We shall never surrender: "Even though large tracts of Europe and many old and famous States have fallen or may fall into the grip of the Gestapo and all the odious apparatus of Nazi rule, we shall not flag or fail.

We shall go on to the end, we shall fight in France, we shall fight on the seas and oceans, we shall fight with growing confidence and growing strength in the air, we shall defend our Island, whatever the cost may be, we shall fight on the beaches, we shall fight on the landing grounds, we shall fight in the fields and in the streets, we shall fight in the hills; we shall never surrender.

And even if, which I do not for a moment believe, this Island or a large part of it were subjugated and starving, then our Empire beyond the seas, armed and guarded by the British Fleet, would carry on the struggle, until, in God's good time, the New World, with all its power and might, steps forth to the rescue and the liberation of the Old. "
posted by GaelFC at 4:12 PM on November 28, 2007

Its a long way to the top if you want to rock and roll -- ACDC

Ridin' down the highway
Goin' to a show
Stop in all the by-ways
Playin' rock 'n' roll
Gettin' robbed
Gettin' stoned
Gettin' beat up
Broken boned
Gettin' had
Gettin' took
I tell you folks
It's harder than it looks

It's a long way to the top
If you wanna rock 'n' roll
posted by maxpower at 4:25 PM on November 28, 2007

Response by poster: Thanks for all the suggestions everyone! I decided to go with "the man in the arena" as it really spoke to my belief that you won't know unless you try. I split it up into four paragraphs and printed it in large text. It was a little difficult to memorize but was very inspiring to say.

Thanks again!
posted by KathyK at 9:47 AM on November 29, 2007

I thought I remembered Gaiman saying you could use this piece as a monologue when somebody wrote to ask him . . . and I found it (in the second link). I see you've already selected and memorized, but for AskMe posterity, here you go.
posted by cgc373 at 9:37 PM on December 9, 2007

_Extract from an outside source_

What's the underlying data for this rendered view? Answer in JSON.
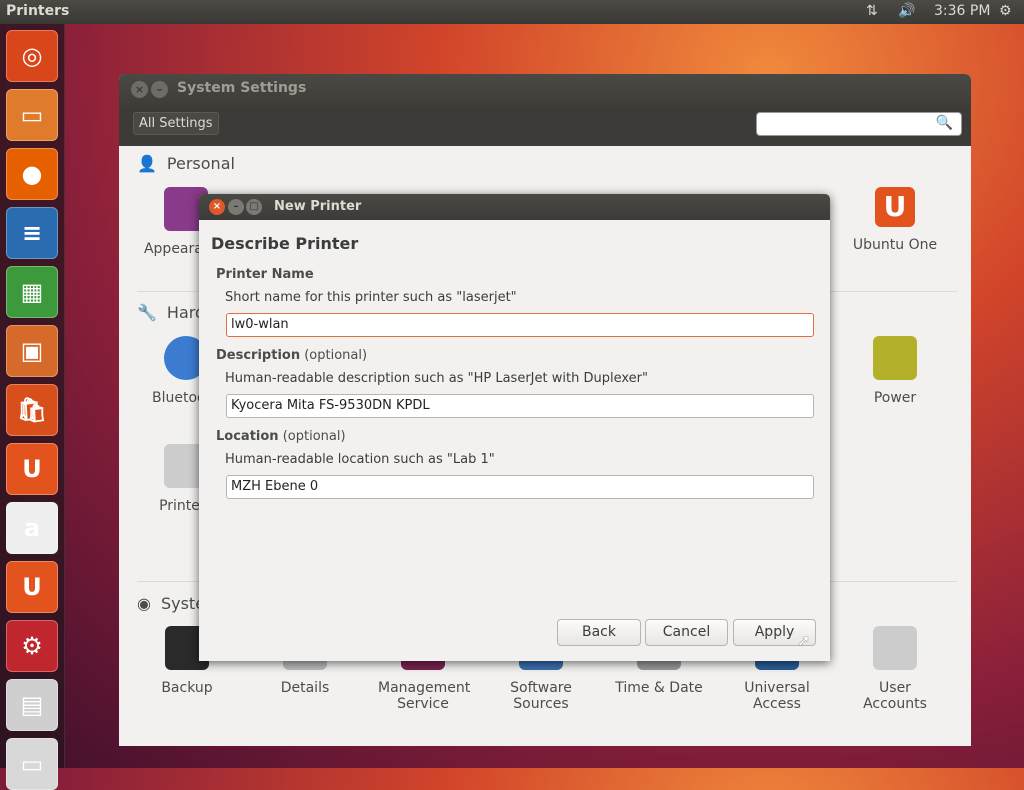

« Older Social insecurity ahoy! How do I fix a bad first...   |   He lives in a smoky, depressed, high stress area... Newer »
This thread is closed to new comments.